- What you have to do
For the material that follows, work out how many lines hold the word "fraction" and answer only with the number.

>>

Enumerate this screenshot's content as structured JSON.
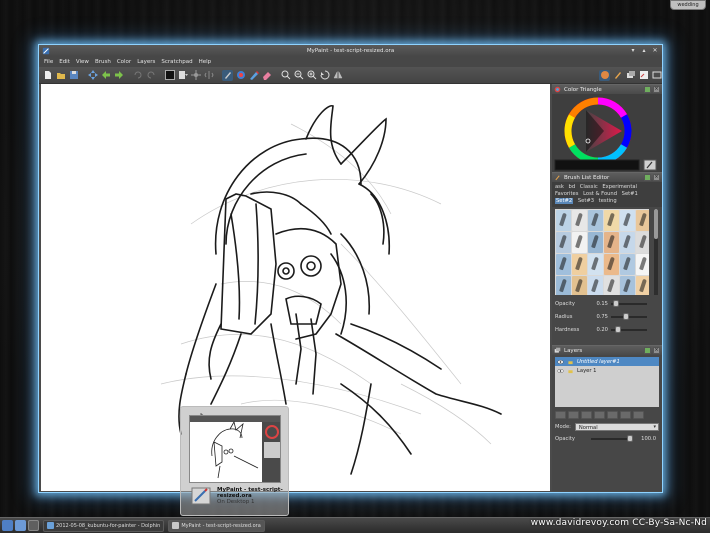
{
  "tray": {
    "label": "wedding"
  },
  "window": {
    "title": "MyPaint - test-script-resized.ora",
    "controls": [
      "▾",
      "▴",
      "✕"
    ]
  },
  "menu": [
    "File",
    "Edit",
    "View",
    "Brush",
    "Color",
    "Layers",
    "Scratchpad",
    "Help"
  ],
  "panels": {
    "color": {
      "title": "Color Triangle"
    },
    "brush": {
      "title": "Brush List Editor",
      "groups": [
        {
          "label": "ask",
          "selected": false
        },
        {
          "label": "bd",
          "selected": false
        },
        {
          "label": "Classic",
          "selected": false
        },
        {
          "label": "Experimental",
          "selected": false
        },
        {
          "label": "Favorites",
          "selected": false
        },
        {
          "label": "Lost & Found",
          "selected": false
        },
        {
          "label": "Set#1",
          "selected": false
        },
        {
          "label": "Set#2",
          "selected": true
        },
        {
          "label": "Set#3",
          "selected": false
        },
        {
          "label": "testing",
          "selected": false
        }
      ],
      "settings": [
        {
          "label": "Opacity",
          "value": "0.15",
          "fraction": 0.15
        },
        {
          "label": "Radius",
          "value": "0.75",
          "fraction": 0.42
        },
        {
          "label": "Hardness",
          "value": "0.20",
          "fraction": 0.2
        }
      ]
    },
    "layers": {
      "title": "Layers",
      "items": [
        {
          "name": "Untitled layer#1",
          "selected": true
        },
        {
          "name": "Layer 1",
          "selected": false
        }
      ],
      "mode_label": "Mode:",
      "mode_value": "Normal",
      "opacity_label": "Opacity",
      "opacity_value": "100.0"
    }
  },
  "taskbar": {
    "items": [
      {
        "label": "2012-05-08_kubuntu-for-painter - Dolphin",
        "color": "#6aa0d8"
      },
      {
        "label": "MyPaint - test-script-resized.ora",
        "color": "#c9c9c9"
      }
    ]
  },
  "preview": {
    "title": "MyPaint - test-script-resized.ora",
    "subtitle": "On Desktop 1"
  },
  "watermark": "www.davidrevoy.com CC-By-Sa-Nc-Nd",
  "colors": {
    "glow": "#8fd3ff",
    "selection": "#4e88c3",
    "brush_group_selected": "#5a87b7",
    "current_color": "#111111"
  }
}
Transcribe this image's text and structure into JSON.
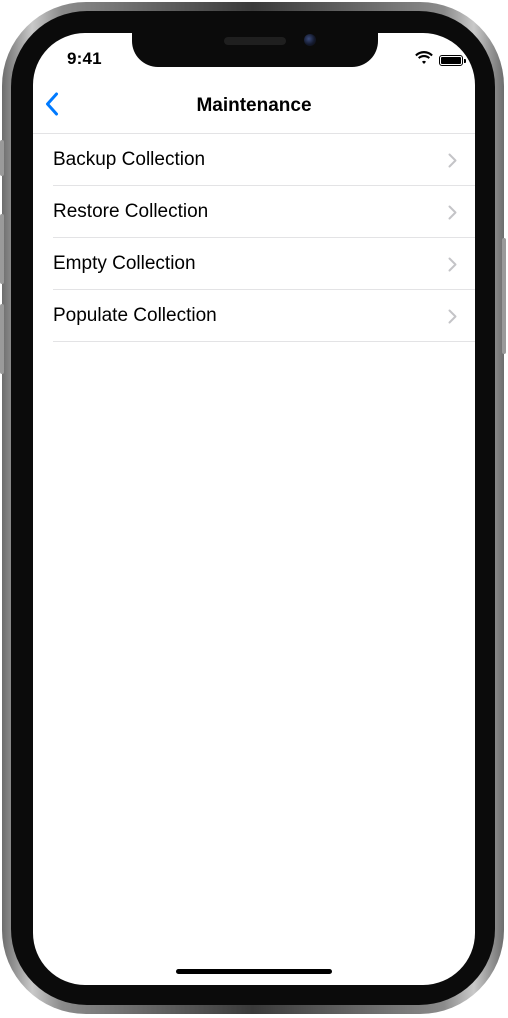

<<

- Written answer
3